**Exercise aim**
Your answer should be one number: the count of lines in the records that include the word "trend".
══ Material provided ══
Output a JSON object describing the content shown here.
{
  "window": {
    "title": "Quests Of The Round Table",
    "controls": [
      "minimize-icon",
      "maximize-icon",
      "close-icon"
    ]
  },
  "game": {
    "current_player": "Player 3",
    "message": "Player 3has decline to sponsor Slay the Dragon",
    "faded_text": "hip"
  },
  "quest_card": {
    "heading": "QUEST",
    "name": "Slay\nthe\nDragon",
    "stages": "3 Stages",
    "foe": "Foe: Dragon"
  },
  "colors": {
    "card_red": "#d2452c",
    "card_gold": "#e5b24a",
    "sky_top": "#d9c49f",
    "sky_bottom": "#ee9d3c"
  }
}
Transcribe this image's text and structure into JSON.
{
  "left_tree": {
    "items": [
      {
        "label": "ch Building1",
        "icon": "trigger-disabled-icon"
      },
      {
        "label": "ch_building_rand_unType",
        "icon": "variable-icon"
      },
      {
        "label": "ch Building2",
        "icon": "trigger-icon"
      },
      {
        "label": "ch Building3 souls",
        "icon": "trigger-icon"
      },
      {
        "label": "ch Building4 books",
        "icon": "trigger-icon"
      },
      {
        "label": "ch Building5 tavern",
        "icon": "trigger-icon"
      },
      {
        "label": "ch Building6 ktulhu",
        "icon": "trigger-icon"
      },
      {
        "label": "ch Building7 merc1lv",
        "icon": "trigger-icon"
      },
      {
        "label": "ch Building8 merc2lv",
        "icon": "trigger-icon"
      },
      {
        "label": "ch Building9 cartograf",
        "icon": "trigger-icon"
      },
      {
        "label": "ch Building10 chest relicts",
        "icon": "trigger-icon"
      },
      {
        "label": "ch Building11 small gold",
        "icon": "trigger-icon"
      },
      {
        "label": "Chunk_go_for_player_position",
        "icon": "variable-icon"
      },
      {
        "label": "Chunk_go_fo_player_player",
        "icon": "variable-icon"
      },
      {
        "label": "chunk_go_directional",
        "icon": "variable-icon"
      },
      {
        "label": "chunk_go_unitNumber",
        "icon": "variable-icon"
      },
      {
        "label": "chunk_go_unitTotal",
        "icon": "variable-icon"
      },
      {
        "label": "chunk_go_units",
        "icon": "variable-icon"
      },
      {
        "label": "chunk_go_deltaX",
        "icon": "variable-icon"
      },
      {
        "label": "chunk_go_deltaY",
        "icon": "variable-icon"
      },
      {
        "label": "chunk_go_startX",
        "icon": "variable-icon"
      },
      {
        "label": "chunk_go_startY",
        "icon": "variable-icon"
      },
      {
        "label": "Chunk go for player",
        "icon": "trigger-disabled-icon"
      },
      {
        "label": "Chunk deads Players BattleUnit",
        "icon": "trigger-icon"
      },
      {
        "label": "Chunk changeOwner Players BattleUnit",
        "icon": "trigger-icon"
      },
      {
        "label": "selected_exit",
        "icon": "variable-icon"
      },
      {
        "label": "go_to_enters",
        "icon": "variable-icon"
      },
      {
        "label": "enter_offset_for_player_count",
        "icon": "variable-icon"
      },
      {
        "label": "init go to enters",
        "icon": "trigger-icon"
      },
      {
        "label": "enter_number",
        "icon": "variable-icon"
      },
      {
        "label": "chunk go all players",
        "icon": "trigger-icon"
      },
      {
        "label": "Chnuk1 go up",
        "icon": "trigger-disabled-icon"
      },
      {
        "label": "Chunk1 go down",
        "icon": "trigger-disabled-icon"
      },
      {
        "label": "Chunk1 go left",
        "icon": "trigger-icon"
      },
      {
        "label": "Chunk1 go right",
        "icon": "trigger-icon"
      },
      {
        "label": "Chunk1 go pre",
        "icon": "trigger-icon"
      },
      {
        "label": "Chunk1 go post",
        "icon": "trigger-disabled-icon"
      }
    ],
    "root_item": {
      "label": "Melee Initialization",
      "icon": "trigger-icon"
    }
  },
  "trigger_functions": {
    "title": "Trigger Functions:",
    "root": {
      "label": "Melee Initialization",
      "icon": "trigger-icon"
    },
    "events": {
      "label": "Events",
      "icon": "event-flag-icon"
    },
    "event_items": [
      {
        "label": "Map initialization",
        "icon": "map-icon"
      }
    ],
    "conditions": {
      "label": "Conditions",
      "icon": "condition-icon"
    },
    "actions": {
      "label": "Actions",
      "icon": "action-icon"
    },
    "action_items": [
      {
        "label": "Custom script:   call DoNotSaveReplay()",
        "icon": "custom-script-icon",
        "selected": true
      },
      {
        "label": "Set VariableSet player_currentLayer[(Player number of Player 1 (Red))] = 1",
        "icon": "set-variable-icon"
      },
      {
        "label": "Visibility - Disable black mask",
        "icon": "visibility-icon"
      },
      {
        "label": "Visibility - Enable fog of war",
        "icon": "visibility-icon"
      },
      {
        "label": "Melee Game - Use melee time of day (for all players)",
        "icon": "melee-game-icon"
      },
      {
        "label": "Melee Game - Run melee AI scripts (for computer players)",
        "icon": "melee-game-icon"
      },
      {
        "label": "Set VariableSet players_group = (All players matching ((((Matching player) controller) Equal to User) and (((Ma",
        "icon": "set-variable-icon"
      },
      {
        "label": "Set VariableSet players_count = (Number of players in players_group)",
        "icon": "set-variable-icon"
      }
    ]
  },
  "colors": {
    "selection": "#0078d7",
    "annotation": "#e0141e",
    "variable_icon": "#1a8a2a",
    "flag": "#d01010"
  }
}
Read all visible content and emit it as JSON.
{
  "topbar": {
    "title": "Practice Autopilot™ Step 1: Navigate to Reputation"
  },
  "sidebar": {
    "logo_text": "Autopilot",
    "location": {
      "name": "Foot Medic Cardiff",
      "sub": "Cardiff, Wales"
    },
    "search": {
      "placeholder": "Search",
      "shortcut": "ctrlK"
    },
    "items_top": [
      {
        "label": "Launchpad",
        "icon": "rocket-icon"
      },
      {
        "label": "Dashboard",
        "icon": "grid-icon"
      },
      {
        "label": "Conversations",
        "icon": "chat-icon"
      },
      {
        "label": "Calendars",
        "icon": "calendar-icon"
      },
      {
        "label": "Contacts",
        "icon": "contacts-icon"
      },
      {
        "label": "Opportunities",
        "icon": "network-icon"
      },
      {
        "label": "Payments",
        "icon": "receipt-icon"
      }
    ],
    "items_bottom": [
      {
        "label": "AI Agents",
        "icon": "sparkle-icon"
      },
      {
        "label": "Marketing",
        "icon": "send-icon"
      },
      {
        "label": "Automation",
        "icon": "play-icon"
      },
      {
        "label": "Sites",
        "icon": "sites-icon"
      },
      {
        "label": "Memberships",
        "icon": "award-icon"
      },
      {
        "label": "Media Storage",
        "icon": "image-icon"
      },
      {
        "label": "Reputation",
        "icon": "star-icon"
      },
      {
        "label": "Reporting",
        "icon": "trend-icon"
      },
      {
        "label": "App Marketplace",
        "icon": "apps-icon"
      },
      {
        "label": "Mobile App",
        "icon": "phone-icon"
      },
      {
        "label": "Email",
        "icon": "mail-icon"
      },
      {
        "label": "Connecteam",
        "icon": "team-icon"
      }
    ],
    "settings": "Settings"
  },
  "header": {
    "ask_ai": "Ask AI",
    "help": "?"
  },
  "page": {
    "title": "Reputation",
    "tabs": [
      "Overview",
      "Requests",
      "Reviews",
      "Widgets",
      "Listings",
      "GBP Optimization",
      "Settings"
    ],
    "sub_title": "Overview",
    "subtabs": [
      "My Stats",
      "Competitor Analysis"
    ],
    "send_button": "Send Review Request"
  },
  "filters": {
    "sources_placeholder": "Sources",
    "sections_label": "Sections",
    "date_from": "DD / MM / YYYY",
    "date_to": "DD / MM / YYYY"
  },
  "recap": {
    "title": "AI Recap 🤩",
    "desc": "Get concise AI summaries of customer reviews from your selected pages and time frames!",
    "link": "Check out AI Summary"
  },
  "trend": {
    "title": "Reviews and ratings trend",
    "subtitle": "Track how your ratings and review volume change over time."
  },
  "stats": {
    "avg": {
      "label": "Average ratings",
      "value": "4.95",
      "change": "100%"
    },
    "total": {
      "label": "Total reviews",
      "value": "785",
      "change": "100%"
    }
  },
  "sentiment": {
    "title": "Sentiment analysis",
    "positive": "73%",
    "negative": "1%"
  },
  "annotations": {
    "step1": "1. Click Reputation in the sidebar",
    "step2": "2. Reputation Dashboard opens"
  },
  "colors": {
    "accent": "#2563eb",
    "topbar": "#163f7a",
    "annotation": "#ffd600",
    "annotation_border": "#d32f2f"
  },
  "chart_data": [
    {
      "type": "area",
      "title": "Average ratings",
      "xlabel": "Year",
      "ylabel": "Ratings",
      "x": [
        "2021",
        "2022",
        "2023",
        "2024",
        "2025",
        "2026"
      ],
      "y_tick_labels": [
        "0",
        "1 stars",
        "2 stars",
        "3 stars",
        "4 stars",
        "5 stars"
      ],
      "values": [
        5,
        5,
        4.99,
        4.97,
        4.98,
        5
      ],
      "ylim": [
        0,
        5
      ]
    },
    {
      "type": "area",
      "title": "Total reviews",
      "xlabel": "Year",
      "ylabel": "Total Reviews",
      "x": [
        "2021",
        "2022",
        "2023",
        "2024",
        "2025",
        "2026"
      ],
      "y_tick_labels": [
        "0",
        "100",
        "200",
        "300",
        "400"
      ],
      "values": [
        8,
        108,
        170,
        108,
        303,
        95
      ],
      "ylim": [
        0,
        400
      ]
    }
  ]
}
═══
**Result of the exercise**
3